TASK PROMPT: Scan the entries below and return each line that contains "data".

── INFORMATION

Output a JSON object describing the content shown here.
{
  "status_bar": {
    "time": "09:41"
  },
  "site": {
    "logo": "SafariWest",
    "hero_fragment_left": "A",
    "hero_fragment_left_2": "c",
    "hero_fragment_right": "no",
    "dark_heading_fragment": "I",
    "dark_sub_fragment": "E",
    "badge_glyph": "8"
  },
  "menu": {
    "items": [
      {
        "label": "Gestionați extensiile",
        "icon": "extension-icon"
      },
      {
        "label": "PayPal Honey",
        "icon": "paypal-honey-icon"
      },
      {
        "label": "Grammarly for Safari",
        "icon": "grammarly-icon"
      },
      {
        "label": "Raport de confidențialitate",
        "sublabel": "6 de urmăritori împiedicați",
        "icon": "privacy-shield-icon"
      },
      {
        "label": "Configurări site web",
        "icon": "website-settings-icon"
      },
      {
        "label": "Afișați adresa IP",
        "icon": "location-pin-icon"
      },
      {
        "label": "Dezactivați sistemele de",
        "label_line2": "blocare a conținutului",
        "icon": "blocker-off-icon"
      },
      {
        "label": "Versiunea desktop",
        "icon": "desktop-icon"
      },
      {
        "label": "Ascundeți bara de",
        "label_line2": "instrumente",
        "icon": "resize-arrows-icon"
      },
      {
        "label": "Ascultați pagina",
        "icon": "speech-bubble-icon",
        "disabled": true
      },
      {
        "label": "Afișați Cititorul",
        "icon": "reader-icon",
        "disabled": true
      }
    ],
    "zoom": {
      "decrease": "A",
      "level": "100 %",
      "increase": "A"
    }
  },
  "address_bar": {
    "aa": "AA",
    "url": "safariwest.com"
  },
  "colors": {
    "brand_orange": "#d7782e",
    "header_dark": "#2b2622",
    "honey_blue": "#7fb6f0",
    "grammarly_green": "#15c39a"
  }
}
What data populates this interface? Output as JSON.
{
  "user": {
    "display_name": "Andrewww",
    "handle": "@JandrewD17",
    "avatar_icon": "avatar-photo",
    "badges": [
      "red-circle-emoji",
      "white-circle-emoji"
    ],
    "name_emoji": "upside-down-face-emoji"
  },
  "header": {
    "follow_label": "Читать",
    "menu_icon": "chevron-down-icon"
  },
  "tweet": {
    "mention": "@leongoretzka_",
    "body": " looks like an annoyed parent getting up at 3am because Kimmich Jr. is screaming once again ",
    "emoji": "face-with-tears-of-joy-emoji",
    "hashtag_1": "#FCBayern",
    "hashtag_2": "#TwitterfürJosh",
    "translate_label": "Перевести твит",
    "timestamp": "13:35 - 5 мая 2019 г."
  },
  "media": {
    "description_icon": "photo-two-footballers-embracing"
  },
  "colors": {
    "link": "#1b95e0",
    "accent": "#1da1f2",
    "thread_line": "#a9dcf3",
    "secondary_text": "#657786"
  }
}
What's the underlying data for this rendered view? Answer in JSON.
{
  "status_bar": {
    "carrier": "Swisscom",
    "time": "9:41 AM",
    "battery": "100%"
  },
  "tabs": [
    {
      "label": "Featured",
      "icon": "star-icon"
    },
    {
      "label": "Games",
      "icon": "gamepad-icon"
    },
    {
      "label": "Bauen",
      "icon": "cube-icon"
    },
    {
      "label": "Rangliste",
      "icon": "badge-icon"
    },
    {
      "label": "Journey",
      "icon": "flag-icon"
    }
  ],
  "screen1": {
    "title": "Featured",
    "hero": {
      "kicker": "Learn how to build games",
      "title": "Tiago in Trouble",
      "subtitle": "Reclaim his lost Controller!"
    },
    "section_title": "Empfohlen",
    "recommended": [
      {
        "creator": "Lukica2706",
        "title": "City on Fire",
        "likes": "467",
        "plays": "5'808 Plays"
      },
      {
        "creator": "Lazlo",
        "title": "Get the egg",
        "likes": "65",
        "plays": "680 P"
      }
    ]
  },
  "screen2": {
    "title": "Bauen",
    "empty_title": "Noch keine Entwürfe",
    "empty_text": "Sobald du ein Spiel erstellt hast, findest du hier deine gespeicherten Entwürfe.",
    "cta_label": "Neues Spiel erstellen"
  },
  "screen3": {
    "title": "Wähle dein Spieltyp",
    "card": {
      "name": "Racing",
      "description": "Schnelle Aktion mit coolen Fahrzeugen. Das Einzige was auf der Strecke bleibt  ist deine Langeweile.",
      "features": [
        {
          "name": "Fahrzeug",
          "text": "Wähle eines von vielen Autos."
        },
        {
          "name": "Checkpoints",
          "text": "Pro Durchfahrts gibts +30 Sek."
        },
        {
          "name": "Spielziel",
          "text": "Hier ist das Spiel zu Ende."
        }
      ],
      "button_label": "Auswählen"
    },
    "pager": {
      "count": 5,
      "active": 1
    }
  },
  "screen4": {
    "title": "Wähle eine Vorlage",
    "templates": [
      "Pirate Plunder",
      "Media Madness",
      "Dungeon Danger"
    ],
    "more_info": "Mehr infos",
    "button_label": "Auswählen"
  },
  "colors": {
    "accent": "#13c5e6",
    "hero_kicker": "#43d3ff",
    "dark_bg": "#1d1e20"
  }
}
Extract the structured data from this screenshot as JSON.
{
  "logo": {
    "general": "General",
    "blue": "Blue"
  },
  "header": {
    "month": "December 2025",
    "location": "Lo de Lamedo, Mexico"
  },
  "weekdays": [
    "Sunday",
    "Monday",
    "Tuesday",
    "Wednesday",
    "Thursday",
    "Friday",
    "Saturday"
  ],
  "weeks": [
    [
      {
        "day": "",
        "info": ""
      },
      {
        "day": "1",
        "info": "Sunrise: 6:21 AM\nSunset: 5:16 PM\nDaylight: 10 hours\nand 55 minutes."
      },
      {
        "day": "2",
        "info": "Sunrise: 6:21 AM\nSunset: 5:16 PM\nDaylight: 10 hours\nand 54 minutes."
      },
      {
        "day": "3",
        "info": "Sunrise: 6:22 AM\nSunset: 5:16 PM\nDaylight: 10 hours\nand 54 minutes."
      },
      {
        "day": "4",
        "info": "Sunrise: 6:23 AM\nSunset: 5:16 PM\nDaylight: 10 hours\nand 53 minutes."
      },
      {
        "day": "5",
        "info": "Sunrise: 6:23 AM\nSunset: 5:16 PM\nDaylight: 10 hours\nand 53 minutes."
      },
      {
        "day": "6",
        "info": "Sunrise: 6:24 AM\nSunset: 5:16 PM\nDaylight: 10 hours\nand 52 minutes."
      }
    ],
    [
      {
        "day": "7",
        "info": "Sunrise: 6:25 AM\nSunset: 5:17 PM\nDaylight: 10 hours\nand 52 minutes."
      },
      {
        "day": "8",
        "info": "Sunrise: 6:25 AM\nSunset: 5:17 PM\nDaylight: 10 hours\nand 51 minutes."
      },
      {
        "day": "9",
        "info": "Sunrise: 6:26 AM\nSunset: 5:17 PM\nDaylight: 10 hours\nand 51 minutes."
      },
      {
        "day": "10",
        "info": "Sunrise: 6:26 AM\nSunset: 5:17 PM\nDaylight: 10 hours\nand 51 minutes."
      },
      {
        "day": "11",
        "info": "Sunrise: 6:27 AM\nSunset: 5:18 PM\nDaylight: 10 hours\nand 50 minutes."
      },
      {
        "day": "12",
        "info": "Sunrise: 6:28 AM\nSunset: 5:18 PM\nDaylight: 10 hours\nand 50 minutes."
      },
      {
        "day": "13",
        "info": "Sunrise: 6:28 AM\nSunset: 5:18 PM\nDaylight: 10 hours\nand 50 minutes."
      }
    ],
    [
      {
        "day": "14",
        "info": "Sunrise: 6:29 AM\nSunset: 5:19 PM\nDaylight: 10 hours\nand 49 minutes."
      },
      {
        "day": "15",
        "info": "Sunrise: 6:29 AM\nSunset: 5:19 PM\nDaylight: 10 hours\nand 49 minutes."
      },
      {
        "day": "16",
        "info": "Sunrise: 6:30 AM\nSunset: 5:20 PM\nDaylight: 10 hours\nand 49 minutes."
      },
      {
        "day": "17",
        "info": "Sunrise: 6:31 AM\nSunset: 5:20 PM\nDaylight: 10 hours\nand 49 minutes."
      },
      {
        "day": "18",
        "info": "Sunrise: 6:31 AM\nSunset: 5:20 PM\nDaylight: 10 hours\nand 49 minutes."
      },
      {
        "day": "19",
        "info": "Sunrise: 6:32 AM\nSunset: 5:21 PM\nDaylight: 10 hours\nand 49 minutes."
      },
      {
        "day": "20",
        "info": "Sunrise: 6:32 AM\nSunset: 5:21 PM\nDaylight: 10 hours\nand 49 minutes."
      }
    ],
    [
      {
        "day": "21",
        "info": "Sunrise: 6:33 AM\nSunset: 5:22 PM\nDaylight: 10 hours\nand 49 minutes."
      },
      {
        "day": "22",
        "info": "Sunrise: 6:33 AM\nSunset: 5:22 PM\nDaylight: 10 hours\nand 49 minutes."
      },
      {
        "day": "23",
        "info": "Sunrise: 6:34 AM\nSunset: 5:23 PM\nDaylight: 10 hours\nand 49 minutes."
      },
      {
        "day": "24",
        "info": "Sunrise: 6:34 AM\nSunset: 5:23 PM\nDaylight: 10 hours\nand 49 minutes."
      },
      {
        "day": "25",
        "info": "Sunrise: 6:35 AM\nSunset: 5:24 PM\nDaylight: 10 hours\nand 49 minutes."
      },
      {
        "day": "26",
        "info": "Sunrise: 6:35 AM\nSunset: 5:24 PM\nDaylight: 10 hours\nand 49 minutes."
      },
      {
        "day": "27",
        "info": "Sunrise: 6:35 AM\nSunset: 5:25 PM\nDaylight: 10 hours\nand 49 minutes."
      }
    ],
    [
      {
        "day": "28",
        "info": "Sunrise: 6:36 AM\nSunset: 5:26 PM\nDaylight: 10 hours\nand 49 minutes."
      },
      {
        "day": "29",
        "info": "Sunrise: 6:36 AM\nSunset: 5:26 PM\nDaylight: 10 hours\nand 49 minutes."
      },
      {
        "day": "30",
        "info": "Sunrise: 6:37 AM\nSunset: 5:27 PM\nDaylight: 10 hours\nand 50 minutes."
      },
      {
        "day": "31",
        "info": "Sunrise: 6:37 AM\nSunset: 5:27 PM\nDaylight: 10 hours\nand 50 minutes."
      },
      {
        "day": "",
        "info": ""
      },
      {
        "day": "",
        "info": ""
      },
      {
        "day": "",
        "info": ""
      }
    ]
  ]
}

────

OUTPUT FOR THIS TASK:
What data populates this interface? Output as JSON.
What's the underlying data for this rendered view? Answer in JSON.
Extract the structured data from this screenshot as JSON.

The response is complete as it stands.